each subset. First use help #15 and #17 to make a scatterplot with the response variable on the
vertical axis, the quantitative predictor variable on the horizontal axis, and the cases marked with
different colors/symbols according to the categories in the qualitative predictor variable. To add
a regression line for each subset to this scatterplot, select Regression Line for
Fit lines in the Graph Options dialog box.
 EViews does not appear to offer an automatic way to find the Fstatistic and
associated pvalue for a nested model Ftest in multiple linear regression. It is possible
to calculate these values by hand using EViews output.
 To save residuals in a multiple linear regression model, follow Help #31
and the residuals are saved by default as variable resid in the Workfile; they can
now be used just like any other variable, for example, to construct residual plots. EViews does
not appear to offer a way to automatically save what Pardoe (2012) calls
standardized residuals. To save what Pardoe (2012) calls studentized residuals,
follow Help #31, select View > Stability Diagnostics > Influence Statistics, check
RStudent, and type a name into the adjoining box to store them in the Workfile.
 EViews does not appear to offer an automatic way to add a loess fitted line
to a scatterplot (useful for checking the zero mean regression assumption in a residual plot).
However, it is possible to add a similar fitted line based on a "kernel fit" by following Help #15
but selecting Kernel Fit for Fit lines in the Graph Options dialog
box.
 To save leverages in a multiple linear regression model, follow Help #31,
select View > Stability Diagnostics > Influence Statistics, check
Hat Matrix, and type a name into the adjoining box to store them in the Workfile.
 EViews does not appear to offer an automatic way to save Cook's distances
in a multiple linear regression model.
 To create a histogram of residuals automatically in a multiple linear
regression model, follow Help #31 then select
View > Residual Diagnostics > Histogram  Normality Test. To create residual plots
manually, first create residuals (see help #35), and then construct scatterplots with these
residuals on the vertical axis.
 To create a correlation matrix of quantitative variables (useful for
checking potential multicollinearity problems), select Quick > Show. Type the names
of the quantitative variables separated by spaces into the

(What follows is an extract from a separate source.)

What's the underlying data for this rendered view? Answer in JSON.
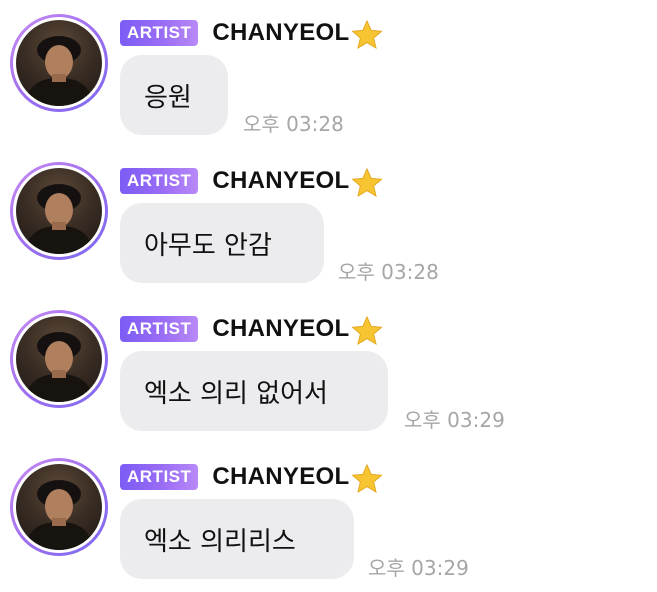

Objects to display in a single window box and click OK. Click
View > Covariance Analysis, deselect Covariance, select Correlation, and
click OK to display the matrix.
 To find variance inflation factors in multiple linear regression, follow
Help #31 then select View > Coefficient Diagnostics > Variance Inflation Factors. The
variance inflation factors are in the column labeled "Centered VIF."
 To draw a predictor effect plot for graphically displaying the effects of
transformed quantitative predictors and/or interactions between quantitative and qualitative
predictors in multiple linear regression, first create a variable representing the effect, say,
"x1effect" (see computer help #6). Then select Quick > Show, type x1 x1effect
into the Objects to display in a single window box, and click OK. Click
View > Graph, select Basic graph for the General graph type and select
Scatter for the Specific Graph type.
 If the "x1effect" variable just involves x1 (e.g., 1 + 3x1 + 4x1^{2}),
you can click OK at this point.
 If the "x1effect" variable also involves a qualitative variable (e.g.,
1 − 2x1 + 3d2x1, where d2 is an indicator variable), you should select
Categorical graph for the General Graph type and type the name of the
qualitative variable into the Within graph box under
Factors  series defining categories. Click OK to display the graph.
See Section 5.5 in Pardoe (2012) for an example. The instructions here create scatterplots rather
than line plots, but lines can be added to the plots with an appropriate choice of
Fit lines in the Graph Options dialog box.
Last updated: June, 2012
© 2012, Iain Pardoe